▸ Task objective
Line by line, retype the material with nothing left out.

*** Opening Source data ***

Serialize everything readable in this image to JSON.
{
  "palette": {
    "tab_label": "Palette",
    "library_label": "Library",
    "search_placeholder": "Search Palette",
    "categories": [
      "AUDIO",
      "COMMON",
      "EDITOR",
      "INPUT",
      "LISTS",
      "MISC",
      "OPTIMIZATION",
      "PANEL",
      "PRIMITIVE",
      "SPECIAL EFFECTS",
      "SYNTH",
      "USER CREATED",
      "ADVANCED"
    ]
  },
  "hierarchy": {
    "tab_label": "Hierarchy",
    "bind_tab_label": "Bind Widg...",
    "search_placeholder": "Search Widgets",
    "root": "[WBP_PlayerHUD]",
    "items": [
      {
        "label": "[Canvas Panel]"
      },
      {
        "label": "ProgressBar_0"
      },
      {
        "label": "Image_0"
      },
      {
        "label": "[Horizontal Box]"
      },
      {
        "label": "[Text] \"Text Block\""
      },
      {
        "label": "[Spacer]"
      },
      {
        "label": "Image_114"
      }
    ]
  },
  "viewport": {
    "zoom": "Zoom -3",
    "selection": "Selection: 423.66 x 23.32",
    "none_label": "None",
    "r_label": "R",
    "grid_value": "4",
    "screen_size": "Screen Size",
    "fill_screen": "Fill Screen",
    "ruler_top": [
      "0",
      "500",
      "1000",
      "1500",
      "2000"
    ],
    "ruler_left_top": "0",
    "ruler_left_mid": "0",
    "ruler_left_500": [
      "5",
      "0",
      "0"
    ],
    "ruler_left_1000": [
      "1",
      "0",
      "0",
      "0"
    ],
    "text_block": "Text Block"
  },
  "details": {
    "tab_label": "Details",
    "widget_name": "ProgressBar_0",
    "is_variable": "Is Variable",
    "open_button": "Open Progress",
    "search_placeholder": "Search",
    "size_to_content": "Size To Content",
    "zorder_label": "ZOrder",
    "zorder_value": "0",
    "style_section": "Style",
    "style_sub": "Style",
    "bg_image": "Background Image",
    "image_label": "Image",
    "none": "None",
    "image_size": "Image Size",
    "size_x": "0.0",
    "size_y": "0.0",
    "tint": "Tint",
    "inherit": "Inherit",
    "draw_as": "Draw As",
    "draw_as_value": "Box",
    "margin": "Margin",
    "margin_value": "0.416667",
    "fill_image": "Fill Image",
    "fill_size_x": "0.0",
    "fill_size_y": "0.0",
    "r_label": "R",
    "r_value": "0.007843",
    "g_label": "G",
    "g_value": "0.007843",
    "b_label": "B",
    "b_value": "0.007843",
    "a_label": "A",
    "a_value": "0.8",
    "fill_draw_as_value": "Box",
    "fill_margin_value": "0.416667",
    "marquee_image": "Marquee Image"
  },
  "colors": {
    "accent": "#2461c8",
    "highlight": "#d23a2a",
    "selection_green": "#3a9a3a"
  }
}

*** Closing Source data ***

▸ Output of the task
Serialize everything readable in this image to JSON.
{
  "palette": {
    "tab_label": "Palette",
    "library_label": "Library",
    "search_placeholder": "Search Palette",
    "categories": [
      "AUDIO",
      "COMMON",
      "EDITOR",
      "INPUT",
      "LISTS",
      "MISC",
      "OPTIMIZATION",
      "PANEL",
      "PRIMITIVE",
      "SPECIAL EFFECTS",
      "SYNTH",
      "USER CREATED",
      "ADVANCED"
    ]
  },
  "hierarchy": {
    "tab_label": "Hierarchy",
    "bind_tab_label": "Bind Widg...",
    "search_placeholder": "Search Widgets",
    "root": "[WBP_PlayerHUD]",
    "items": [
      {
        "label": "[Canvas Panel]"
      },
      {
        "label": "ProgressBar_0"
      },
      {
        "label": "Image_0"
      },
      {
        "label": "[Horizontal Box]"
      },
      {
        "label": "[Text] \"Text Block\""
      },
      {
        "label": "[Spacer]"
      },
      {
        "label": "Image_114"
      }
    ]
  },
  "viewport": {
    "zoom": "Zoom -3",
    "selection": "Selection: 423.66 x 23.32",
    "none_label": "None",
    "r_label": "R",
    "grid_value": "4",
    "screen_size": "Screen Size",
    "fill_screen": "Fill Screen",
    "ruler_top": [
      "0",
      "500",
      "1000",
      "1500",
      "2000"
    ],
    "ruler_left_top": "0",
    "ruler_left_mid": "0",
    "ruler_left_500": [
      "5",
      "0",
      "0"
    ],
    "ruler_left_1000": [
      "1",
      "0",
      "0",
      "0"
    ],
    "text_block": "Text Block"
  },
  "details": {
    "tab_label": "Details",
    "widget_name": "ProgressBar_0",
    "is_variable": "Is Variable",
    "open_button": "Open Progress",
    "search_placeholder": "Search",
    "size_to_content": "Size To Content",
    "zorder_label": "ZOrder",
    "zorder_value": "0",
    "style_section": "Style",
    "style_sub": "Style",
    "bg_image": "Background Image",
    "image_label": "Image",
    "none": "None",
    "image_size": "Image Size",
    "size_x": "0.0",
    "size_y": "0.0",
    "tint": "Tint",
    "inherit": "Inherit",
    "draw_as": "Draw As",
    "draw_as_value": "Box",
    "margin": "Margin",
    "margin_value": "0.416667",
    "fill_image": "Fill Image",
    "fill_size_x": "0.0",
    "fill_size_y": "0.0",
    "r_label": "R",
    "r_value": "0.007843",
    "g_label": "G",
    "g_value": "0.007843",
    "b_label": "B",
    "b_value": "0.007843",
    "a_label": "A",
    "a_value": "0.8",
    "fill_draw_as_value": "Box",
    "fill_margin_value": "0.416667",
    "marquee_image": "Marquee Image"
  },
  "colors": {
    "accent": "#2461c8",
    "highlight": "#d23a2a",
    "selection_green": "#3a9a3a"
  }
}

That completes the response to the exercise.